Revised Monocacy River Plan Not Well Received By County Council

They disputed contentions that the previous plan would lead to a ‘land grab.’


Frederick, Md (KM). Revisions to the Monocacy Scenic River Management Plan were not well received Tuesday night by the Frederick County Council.

The plan is a revision of one drafted in 2017, the Monocacy Scenic River Local Advisory Board  removes a number of provisions from the original document. “The River Board removed the word corridor from the entire plan, and substituted various other terms and words for corridor,” says Planner Tim Goodfellow, who worked on the 2017 plan. “The word voluntary was added to just about every initiative and recommendation and suggestion in the plan.”

He also says references to scientific studies and potential archaeological sites were also removed the plan. There is mention of protecting private property rights of landowners along the river, and promises not to use eminent domain or regulatory measures on private property.

The River Board made these revisions to the plan because of concerns expressed by property owners along the Monocacy that their lands would be taken for parks and trails under the 2017 plan. . Councilman Kai Hagen said the county has never done that when it comes to acquiring land for recreational uses. “I sat on the Parks and Rec Commission for eight years, and have been part of or followed every comprehensive planning process in the county for last 20 years.

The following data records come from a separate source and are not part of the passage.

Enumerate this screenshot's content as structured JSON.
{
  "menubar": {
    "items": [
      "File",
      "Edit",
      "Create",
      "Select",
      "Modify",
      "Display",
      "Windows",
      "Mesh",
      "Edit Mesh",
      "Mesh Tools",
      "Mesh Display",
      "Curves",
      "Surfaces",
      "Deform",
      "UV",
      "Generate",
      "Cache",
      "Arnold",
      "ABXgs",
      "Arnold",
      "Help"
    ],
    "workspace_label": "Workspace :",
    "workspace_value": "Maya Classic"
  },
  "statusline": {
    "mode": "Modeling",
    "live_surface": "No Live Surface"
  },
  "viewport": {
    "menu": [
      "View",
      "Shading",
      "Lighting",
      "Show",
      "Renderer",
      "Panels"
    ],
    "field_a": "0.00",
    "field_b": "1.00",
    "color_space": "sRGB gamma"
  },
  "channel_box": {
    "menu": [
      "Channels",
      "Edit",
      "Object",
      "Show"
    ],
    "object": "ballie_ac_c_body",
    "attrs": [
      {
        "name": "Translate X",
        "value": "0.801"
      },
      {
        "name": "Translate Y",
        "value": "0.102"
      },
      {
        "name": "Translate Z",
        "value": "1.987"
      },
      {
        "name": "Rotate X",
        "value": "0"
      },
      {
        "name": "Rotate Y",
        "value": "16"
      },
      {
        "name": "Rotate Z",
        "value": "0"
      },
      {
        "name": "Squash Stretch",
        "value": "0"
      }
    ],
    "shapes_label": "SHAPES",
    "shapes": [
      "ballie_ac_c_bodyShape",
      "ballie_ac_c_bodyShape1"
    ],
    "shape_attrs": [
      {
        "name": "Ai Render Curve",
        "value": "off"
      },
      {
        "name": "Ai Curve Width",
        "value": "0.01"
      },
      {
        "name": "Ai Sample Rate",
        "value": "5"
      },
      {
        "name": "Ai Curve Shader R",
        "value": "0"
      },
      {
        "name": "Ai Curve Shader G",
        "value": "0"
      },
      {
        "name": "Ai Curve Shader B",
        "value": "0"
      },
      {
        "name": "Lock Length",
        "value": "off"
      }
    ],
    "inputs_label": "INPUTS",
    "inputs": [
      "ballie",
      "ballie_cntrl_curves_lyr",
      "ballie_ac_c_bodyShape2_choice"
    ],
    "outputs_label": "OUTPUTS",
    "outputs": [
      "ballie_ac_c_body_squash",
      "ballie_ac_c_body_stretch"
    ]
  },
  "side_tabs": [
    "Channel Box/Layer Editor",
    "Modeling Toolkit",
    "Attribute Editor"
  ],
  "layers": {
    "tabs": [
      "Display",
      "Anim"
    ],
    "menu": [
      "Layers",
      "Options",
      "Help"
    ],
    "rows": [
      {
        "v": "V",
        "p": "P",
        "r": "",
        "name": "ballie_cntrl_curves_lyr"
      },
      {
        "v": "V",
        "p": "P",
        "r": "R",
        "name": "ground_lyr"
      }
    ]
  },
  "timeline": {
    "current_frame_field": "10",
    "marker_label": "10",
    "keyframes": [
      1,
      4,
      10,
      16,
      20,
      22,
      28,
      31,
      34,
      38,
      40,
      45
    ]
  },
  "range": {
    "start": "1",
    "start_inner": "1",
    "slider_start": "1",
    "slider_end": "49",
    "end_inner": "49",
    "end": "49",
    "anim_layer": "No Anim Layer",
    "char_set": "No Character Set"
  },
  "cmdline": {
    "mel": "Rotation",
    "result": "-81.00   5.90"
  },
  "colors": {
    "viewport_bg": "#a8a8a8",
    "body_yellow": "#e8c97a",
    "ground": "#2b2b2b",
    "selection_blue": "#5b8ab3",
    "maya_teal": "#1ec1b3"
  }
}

There has never been, to my knowledge, an incursion into that for sake of taking lands for trails, public access on private lands, anything like that, ever,”: Hagen said.

Councilwoman Jessica Fitzwater said the 2017 plan specifically states that eminent domain will not be used to acquire land for recreation. “It said the establishment of trails and paths along the river should be on publicly owned property  obtained through a purchase of private property from willing sellers, not eminent domain,” she said.

And Councilman Steve McKay said no one on the board would use eminent domain for that purpose. “I personally would never, ever support anything that came close to the county….suggesting that we could go in and take someone’s private property, use eminent domain. The county’s never done that in terms of using eminent domain. I would never support it. This document doesn’t even do it, or even suggest it,” he said, referring to the 2017 plan.

Citizen Matt Suebert spoke against the revised plan during the public comment portion of the meeting. “This river plan is supposed to be about the river; it’s supposed to be a stewardship document. The changes that were made by River Board, which is dominated by Carroll County, are not in the interests of stewardship. And they’ve even admitted to it  at the Planning Commission, their own comments,” he said.

Suebert said the River Board rewrote the plan without any input from Frederick County. He urged the Council to part ways with the Board. “They have not included us in it. I think we should go our own way, and we shouldn’t have anything further to do with this River Board because they’re not rational, reasonable people,” Suerbert said.

The revised plan was the subject of a public hearing last month by the Frederick County Planning Commission. The panel is expected to vote on the plan on February 13th.


By Kevin McManus